Hot Paper

HIV
HIV
J.K. Wong, M. Hezareh, H.F. Gunthard, D.V. Havlir, C.C. Ignacio, C.A. Spina, D.D. Richman, "Recovery of replication-competent HIV despite prolonged suppression of plasma viremia," Science, 278:1291-5, 1997. (Cited in more than 215 papers since publication) Comments by Douglas D. Richman, professor of pathology and medicine, University of California, San Diego, and San Diego VA Healthcare System D. Finzi, M. Hermankova, T. Pierson, L.M. Carruth, C. Buck, R.E. Chaisson, T.C. Quinn, K. Chadwick, J.

Technology

Pure Genius
Pure Genius
Ever since Antoni van Leeuwenhoek (1670) resolved what he described as "animalicules" with his crude single-lens microscope, the knowledge of these tiny organisms has been menacing. 
Divine Spark
Divine Spark
The ability of cells to take up foreign DNA is one of the most relied-upon properties in molecular biology. Electroporation uses electrical field pulses to create pores in the cell membrane through which foreign material can be introduced. One of the newest and most innovative instruments for electroporation is the Cloning Gun from Tritech Research. Tritech's Cloning Gun The Cloning Gun is a cordless, rechargeable, handheld device weighing less than 1 lb. The user simply pipettes cells into th

Bench Buys

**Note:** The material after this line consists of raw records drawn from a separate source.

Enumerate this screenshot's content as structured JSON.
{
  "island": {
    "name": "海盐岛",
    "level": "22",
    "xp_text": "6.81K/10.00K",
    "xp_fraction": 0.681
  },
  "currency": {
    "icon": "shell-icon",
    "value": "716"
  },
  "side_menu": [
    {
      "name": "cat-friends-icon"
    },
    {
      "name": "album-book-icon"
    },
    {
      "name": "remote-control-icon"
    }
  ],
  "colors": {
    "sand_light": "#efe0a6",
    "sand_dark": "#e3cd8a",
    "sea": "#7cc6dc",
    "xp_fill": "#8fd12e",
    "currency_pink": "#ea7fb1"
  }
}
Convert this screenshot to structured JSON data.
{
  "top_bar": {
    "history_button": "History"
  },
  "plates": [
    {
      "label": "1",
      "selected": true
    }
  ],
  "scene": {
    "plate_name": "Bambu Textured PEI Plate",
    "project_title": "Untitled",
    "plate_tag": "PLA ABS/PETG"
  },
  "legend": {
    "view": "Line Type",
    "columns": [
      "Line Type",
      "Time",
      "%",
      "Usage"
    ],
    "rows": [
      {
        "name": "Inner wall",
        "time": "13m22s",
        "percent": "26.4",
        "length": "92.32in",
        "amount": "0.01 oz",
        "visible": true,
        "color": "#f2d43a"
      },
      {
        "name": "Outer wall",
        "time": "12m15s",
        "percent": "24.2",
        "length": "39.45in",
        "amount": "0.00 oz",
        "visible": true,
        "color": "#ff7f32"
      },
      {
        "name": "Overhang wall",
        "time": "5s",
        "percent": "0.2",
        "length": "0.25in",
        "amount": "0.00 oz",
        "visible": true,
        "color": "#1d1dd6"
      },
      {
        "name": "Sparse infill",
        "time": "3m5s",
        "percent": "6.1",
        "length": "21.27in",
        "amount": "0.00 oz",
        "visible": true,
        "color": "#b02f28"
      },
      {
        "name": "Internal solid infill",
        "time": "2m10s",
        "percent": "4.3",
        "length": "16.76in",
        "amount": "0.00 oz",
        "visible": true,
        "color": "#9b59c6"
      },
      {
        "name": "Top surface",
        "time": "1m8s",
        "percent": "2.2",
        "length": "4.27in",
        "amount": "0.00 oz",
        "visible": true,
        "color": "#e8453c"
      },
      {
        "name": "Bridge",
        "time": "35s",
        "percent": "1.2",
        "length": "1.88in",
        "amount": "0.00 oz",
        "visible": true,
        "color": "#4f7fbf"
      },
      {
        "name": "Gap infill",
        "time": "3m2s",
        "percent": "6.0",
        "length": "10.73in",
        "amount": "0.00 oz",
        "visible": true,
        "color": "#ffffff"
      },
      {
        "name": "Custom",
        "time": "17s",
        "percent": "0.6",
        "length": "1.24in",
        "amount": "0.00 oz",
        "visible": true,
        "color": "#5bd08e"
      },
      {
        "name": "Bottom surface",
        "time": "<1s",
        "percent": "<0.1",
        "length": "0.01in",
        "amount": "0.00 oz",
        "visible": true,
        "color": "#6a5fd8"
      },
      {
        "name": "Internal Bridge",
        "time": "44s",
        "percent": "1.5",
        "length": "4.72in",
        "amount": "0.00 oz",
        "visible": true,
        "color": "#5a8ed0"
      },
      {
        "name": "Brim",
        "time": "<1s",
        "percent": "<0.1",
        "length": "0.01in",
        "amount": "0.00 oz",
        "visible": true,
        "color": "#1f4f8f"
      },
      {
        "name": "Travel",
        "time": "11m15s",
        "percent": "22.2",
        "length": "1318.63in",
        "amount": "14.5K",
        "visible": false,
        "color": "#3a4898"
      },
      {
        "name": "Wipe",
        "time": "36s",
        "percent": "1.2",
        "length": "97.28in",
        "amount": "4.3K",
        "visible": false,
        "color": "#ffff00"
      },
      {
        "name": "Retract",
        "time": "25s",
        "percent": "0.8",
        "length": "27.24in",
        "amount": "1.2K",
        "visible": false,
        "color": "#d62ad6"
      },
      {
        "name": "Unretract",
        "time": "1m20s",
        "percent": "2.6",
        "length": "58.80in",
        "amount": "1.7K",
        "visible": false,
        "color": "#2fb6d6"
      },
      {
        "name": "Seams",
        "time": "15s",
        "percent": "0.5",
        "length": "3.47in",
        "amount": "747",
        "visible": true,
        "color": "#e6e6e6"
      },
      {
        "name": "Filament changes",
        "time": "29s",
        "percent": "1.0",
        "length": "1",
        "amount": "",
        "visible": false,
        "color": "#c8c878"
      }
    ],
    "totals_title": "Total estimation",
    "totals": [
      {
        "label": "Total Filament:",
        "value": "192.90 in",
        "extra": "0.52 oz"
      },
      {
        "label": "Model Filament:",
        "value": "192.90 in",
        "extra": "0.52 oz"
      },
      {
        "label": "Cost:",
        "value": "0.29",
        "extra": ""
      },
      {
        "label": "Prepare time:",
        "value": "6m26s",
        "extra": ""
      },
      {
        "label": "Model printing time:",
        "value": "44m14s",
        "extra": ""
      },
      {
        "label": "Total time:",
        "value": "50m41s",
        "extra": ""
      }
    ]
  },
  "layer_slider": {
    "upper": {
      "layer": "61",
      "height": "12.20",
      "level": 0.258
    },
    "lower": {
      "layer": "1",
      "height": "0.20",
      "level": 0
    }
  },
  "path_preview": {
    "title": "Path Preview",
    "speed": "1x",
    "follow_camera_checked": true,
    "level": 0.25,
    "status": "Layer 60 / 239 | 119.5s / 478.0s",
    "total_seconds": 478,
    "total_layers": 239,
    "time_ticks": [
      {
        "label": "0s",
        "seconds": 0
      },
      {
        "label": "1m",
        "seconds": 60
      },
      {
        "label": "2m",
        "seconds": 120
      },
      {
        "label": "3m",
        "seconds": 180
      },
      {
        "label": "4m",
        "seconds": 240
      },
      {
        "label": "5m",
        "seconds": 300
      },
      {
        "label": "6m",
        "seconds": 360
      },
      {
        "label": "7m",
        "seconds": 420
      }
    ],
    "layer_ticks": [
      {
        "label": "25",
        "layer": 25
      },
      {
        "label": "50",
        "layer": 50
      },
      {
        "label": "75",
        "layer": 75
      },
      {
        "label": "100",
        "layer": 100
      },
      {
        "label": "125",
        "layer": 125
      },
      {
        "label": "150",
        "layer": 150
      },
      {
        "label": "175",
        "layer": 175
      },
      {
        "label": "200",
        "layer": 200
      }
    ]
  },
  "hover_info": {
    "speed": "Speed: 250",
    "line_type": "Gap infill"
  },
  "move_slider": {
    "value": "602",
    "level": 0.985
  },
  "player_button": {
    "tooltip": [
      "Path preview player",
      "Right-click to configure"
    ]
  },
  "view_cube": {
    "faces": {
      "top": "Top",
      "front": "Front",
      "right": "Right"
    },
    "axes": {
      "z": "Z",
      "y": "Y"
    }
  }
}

Bench Buys
Bench Buys
Turn the Tide on Antibody Screening with Surf-Blot Idea Scientific's Surf-Blot The Surf-Blot Antibody Screening System eliminates the need to cut blots into strips in order to probe with multiple antibodies. A blot is produced as usual and then clamped into the Surf-Blot. The apparatus forms channels on the surface of the blot in which to carry out antibody incubations. After rinsing, the blot is removed from the Surf-Blot, and signal visualization can be performed on the intact blot without lin

Technology Profile

Clean Your Plate!
Clean Your Plate!
Microplate Washers Part 1 Microplate Washers Part 2 Just like the family dishwasher, microtiter plate washers have taken the drudgery out of doing the dishes. Far removed from showering a microplate with a squirt bottle, microplate washers combine buffer dispensing and aspiration cycles to remove reagents from sample wells, preparing 96-, 384-, and 1,536-well plates for the next step in an assay or procedure. Plate washer manufacturers build manual and automated washer systems. Both types h
Getting to Megabase
Getting to Megabase
Large Fragment Cloning Products and Services Gone are the days when all you had to do to get out of grad school was identify and clone a new gene. Besides, with the information rapidly gathered through the Human Genome Project, there will soon no longer be a "new gene." Enormous projects such as sequencing entire genomes have created a need to play with bigger pieces of the puzzle, and a new universe of technologies adapted to large DNA fragments has appeared. Assignment of a new gene to a par

Profession

Science Salaries: Who Makes What Where
Science Salaries: Who Makes What Where
1998 Salaries Interested in what your colleagues are making at the private liberal arts college across town, at biotech and pharmaceutical firms in your region, or at agencies inside the Beltway? Or are you getting ready to hire a new employee or apply for a position in the life sciences? If so, openly discussing salaries with colleagues or at the beginning stages of a job search can be prickly. So how do you get a handle on how much you're worth? The information is out there in many forms. Pr

Notebook

Notebook
Notebook
Contents Pivotal pump Leptin limbo Clue to obesity Biotech Web site Helping hand Mapping malaria Notebook Pictured above are pigmented bacterial colonies of Deinococcus radiodurans, the most radiation-resistant organism currently known. DEINO-MITE CLEANUP In 1956, investigators discovered a potentially invaluable cleanup tool in an unlikely place. A hardy bacterium called Deinococcus radiodurans unexpectedly thrived in samples of canned meat thought to be sterilized by gamma radiation. The b